##### DATASET RECORDS

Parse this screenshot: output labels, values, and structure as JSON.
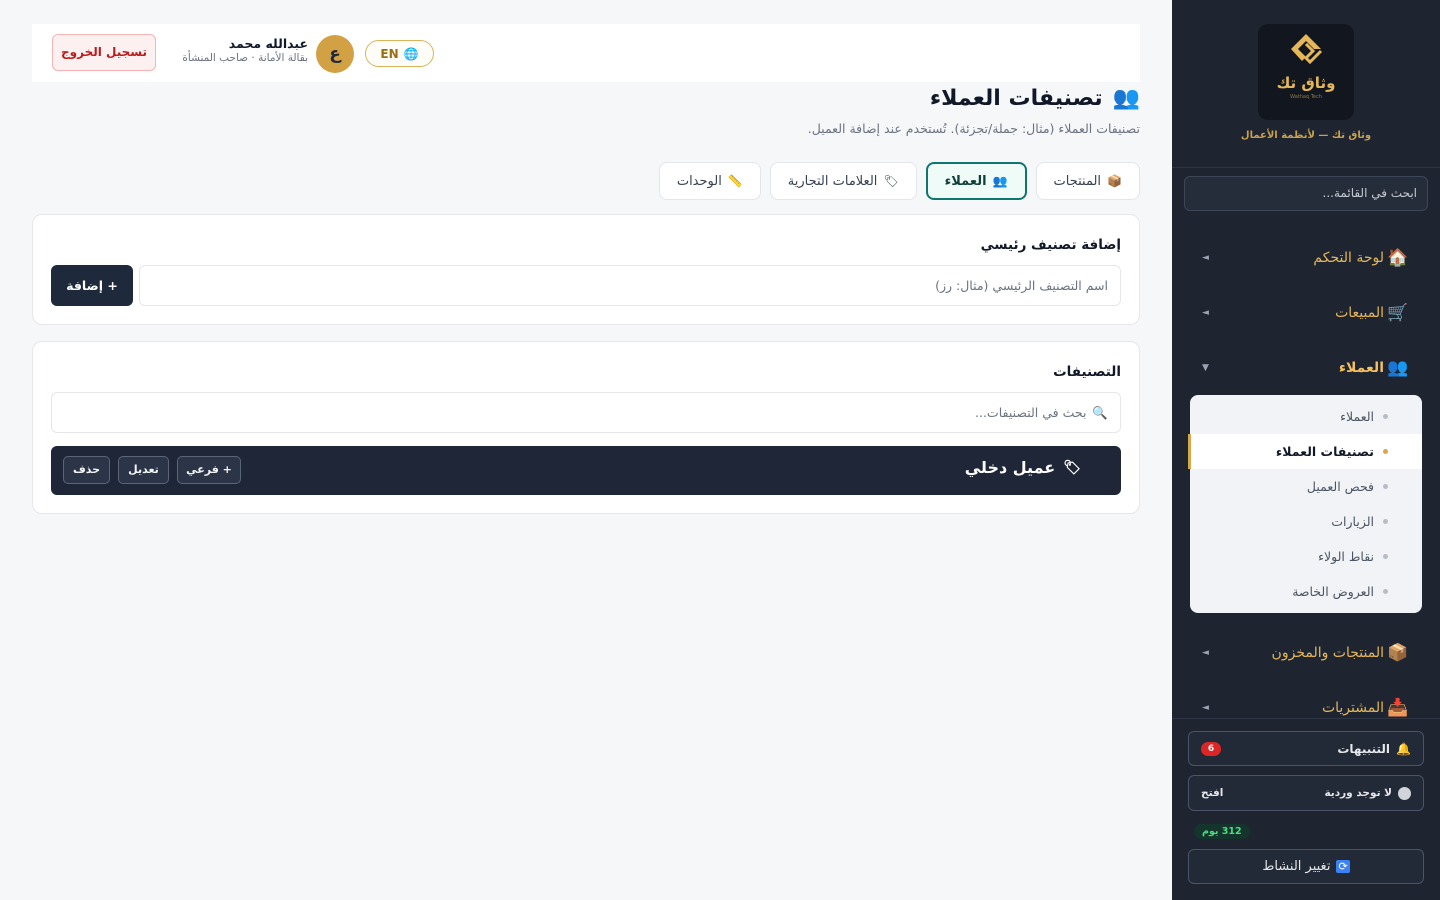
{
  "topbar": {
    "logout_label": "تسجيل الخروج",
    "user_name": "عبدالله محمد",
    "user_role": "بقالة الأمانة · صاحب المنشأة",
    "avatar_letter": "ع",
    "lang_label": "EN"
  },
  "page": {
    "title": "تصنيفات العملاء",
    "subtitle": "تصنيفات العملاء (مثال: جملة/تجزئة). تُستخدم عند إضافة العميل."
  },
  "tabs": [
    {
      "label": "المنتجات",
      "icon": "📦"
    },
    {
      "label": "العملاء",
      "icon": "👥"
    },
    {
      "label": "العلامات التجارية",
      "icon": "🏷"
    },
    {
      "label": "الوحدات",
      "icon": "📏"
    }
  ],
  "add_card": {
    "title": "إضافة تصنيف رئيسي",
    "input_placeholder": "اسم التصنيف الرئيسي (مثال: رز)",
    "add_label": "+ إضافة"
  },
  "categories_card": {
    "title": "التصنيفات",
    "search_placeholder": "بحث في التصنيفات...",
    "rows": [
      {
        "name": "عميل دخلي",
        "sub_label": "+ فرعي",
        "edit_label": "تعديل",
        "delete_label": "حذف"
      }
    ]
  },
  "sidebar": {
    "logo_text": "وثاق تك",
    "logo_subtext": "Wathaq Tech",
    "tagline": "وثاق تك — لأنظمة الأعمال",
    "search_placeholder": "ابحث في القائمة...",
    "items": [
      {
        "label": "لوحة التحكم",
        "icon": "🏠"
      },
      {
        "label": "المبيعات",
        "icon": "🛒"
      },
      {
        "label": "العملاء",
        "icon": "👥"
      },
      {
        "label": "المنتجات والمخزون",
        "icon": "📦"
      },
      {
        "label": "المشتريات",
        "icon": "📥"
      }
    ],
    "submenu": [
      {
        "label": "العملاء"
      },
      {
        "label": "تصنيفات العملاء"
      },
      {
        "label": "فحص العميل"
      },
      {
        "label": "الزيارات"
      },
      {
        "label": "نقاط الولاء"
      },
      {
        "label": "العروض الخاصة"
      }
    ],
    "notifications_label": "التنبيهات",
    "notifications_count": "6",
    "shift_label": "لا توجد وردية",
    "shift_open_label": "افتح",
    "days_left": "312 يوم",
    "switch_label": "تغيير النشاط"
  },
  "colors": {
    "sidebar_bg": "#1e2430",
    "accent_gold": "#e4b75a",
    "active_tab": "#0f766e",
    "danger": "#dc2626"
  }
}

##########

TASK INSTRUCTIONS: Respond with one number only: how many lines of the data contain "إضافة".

TASK ANSWER: 3